## ASSIGNMENT
Match on the string "this" in the entries below and return every matching line.

|---|

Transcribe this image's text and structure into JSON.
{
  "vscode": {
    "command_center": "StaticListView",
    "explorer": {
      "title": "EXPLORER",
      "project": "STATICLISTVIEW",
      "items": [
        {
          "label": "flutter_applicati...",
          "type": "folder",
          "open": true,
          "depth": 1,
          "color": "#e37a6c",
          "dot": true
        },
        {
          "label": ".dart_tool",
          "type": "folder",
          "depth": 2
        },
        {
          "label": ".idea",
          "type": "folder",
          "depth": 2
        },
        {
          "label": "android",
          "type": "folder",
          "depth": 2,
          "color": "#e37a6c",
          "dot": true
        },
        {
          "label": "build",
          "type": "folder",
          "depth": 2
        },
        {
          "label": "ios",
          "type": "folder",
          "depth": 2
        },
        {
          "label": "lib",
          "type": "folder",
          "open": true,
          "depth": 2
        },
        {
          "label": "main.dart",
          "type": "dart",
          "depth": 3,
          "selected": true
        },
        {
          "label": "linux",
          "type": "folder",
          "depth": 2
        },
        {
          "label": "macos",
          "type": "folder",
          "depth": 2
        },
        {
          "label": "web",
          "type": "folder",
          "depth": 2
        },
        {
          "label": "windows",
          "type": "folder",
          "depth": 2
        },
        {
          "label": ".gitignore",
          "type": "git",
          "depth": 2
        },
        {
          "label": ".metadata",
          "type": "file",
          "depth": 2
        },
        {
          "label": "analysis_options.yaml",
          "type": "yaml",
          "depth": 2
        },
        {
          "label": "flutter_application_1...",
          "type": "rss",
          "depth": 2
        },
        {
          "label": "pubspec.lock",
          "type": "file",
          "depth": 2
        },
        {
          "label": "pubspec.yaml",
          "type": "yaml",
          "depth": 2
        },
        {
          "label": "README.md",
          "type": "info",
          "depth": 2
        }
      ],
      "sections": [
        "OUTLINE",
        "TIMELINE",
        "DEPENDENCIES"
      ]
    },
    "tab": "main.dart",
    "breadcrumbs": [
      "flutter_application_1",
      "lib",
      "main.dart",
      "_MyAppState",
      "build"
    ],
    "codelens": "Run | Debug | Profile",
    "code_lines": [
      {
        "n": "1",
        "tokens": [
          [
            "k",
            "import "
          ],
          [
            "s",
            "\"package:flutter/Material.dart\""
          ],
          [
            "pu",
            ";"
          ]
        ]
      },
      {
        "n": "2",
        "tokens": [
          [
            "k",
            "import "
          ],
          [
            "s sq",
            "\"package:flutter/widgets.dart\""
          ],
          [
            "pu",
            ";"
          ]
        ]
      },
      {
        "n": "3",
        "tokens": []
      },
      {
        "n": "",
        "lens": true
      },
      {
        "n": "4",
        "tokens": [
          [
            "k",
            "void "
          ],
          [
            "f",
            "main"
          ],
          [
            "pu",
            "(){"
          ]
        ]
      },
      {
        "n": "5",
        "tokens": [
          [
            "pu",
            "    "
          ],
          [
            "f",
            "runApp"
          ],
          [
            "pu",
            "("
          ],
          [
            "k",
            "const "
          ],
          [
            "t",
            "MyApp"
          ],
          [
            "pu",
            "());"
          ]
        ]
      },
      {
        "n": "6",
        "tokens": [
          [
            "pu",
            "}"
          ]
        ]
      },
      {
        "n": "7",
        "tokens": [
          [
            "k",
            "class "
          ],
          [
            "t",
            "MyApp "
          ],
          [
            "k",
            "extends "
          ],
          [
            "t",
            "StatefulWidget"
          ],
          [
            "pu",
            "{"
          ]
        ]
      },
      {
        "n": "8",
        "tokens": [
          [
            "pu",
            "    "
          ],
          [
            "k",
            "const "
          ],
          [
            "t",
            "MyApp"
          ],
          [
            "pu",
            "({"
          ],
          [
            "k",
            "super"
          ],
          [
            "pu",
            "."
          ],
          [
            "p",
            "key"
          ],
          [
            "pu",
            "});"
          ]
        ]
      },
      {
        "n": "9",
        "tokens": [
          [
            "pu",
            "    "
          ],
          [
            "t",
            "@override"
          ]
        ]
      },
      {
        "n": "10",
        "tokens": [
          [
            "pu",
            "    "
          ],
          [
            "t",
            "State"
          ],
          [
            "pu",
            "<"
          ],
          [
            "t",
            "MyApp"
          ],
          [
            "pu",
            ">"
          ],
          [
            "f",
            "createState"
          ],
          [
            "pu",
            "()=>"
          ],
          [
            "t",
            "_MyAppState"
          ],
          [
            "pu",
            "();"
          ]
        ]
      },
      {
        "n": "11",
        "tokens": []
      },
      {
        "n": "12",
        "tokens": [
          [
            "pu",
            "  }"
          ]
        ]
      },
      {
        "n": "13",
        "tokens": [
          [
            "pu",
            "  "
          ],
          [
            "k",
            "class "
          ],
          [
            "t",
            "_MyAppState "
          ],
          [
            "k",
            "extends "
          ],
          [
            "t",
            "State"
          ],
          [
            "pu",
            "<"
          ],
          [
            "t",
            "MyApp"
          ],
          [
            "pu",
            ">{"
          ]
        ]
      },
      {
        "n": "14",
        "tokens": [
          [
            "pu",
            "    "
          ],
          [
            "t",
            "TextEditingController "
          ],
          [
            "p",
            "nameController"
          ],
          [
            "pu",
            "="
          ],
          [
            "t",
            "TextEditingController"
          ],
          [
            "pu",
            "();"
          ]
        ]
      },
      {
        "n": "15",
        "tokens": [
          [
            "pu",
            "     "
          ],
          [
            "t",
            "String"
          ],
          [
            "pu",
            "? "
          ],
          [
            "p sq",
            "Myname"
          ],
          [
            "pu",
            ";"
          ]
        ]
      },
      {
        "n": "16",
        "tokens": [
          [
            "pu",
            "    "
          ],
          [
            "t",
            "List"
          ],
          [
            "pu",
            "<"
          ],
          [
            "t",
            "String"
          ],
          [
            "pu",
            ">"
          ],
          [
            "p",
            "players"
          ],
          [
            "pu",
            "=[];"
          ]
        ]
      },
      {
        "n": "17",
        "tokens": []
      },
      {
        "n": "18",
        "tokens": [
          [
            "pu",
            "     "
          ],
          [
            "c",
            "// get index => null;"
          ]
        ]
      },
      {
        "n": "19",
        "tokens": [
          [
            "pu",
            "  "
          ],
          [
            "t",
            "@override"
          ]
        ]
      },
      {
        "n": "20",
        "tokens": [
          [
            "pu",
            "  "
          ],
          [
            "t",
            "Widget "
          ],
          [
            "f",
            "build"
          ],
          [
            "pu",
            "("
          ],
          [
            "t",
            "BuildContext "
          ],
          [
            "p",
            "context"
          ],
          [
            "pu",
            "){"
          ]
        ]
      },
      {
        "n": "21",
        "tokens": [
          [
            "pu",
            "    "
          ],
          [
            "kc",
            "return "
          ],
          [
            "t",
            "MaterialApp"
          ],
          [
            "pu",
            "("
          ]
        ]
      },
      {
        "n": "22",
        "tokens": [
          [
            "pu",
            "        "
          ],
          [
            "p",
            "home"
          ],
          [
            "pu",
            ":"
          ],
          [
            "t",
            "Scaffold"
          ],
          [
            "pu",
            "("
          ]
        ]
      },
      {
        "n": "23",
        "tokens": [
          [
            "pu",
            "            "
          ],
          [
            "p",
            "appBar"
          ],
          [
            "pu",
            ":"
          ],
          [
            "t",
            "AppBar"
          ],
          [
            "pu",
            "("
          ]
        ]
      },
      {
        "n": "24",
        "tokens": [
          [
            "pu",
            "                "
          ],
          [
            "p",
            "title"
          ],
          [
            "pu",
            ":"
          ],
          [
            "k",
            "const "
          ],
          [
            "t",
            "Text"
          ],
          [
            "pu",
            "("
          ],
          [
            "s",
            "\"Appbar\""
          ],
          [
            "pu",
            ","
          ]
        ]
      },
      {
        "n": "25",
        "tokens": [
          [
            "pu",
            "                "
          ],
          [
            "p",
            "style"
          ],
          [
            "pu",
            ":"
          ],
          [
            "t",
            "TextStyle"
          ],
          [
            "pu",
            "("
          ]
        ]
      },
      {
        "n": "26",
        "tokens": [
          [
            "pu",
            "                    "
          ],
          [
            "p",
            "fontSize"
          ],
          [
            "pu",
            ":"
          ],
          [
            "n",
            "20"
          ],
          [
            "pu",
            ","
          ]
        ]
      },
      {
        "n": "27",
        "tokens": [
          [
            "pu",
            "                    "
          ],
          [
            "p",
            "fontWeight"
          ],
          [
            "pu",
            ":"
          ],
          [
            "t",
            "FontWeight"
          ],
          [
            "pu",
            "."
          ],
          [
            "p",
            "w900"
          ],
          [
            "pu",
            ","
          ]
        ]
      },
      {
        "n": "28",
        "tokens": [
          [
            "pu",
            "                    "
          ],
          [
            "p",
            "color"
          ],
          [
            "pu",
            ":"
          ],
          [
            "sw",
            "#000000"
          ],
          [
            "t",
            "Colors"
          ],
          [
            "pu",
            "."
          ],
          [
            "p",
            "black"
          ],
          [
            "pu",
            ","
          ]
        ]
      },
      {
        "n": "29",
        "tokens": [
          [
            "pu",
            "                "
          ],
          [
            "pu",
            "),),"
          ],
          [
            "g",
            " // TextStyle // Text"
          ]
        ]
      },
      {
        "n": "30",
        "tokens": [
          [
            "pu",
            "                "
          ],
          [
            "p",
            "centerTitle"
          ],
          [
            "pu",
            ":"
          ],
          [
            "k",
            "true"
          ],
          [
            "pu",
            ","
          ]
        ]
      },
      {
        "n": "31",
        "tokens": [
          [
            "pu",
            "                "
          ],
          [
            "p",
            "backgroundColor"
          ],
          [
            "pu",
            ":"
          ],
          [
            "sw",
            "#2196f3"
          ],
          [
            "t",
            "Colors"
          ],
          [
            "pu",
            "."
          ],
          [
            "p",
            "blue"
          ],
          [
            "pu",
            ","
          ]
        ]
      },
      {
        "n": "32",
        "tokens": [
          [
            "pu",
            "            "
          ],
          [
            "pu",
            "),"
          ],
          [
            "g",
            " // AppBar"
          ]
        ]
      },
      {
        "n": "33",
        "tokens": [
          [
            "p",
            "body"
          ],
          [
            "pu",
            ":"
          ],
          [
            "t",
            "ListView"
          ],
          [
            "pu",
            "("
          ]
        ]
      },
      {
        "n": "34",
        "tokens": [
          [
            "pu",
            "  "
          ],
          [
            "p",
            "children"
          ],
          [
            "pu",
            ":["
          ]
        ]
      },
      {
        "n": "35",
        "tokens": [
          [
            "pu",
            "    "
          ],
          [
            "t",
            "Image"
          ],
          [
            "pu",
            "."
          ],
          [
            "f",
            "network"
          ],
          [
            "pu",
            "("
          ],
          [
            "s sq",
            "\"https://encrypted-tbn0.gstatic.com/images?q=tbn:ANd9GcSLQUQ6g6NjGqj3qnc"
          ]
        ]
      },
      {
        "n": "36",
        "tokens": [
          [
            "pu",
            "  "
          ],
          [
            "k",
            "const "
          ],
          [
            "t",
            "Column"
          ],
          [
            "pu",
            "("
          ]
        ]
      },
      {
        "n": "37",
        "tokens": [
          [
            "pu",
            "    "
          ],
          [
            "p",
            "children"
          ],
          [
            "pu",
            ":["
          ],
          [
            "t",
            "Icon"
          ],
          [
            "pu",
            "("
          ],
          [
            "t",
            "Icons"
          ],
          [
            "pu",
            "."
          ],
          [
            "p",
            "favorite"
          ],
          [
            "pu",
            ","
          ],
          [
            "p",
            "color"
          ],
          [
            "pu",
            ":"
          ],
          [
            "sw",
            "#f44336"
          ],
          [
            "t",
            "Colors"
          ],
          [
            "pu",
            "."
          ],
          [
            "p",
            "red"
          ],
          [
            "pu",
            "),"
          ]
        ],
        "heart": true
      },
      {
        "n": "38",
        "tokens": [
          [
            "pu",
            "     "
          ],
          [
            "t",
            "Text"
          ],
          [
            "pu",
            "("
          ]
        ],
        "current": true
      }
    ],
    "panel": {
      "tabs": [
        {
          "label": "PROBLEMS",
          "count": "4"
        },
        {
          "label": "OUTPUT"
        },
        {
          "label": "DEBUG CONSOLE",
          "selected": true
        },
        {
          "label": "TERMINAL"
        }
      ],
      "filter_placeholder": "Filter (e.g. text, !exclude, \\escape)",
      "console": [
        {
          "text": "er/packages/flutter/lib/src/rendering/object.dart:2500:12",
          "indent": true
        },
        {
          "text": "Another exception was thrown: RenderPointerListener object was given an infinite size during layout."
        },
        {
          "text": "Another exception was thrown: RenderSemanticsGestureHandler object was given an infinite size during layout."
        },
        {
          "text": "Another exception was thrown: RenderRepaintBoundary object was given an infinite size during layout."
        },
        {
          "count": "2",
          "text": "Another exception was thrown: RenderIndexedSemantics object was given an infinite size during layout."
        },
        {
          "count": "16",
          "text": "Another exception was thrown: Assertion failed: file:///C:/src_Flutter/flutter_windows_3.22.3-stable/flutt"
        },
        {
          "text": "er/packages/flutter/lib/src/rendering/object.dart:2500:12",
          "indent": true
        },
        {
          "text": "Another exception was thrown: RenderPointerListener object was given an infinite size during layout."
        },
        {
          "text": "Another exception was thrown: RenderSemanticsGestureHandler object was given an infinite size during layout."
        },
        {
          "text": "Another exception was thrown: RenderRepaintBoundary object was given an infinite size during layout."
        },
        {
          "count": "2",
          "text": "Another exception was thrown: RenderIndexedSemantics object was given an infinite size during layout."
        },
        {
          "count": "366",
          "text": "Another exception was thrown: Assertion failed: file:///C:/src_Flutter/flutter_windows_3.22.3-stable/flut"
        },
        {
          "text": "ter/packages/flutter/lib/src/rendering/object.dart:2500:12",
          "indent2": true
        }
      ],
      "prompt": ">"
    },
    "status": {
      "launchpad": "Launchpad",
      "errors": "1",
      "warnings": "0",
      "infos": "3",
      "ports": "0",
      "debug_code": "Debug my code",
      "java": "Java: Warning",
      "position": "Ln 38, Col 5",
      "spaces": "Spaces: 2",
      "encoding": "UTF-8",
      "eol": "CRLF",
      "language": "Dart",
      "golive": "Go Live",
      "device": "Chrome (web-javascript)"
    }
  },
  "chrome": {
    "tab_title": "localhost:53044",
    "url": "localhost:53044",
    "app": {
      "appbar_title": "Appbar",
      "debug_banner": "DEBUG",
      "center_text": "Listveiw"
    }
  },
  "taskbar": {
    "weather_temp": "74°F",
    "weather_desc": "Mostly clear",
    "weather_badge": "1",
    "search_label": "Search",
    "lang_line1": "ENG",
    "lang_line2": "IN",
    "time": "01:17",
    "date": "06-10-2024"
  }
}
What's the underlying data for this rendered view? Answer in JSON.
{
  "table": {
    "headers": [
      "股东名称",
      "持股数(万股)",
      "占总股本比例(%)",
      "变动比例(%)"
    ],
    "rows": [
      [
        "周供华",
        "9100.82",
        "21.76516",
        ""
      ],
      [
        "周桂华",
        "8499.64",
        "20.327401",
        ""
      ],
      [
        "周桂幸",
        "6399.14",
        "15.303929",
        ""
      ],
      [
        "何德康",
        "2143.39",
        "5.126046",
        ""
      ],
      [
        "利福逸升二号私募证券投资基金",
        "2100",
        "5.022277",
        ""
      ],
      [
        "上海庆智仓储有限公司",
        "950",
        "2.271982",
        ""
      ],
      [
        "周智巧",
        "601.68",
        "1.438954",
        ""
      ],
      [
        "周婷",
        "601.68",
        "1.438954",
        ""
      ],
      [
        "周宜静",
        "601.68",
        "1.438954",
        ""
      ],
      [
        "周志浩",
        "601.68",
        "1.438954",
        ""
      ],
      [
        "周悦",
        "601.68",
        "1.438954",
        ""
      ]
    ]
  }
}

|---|

## WORKED SOLUTION
Transcribe this image's text and structure into JSON.
What's the underlying data for this rendered view? Answer in JSON.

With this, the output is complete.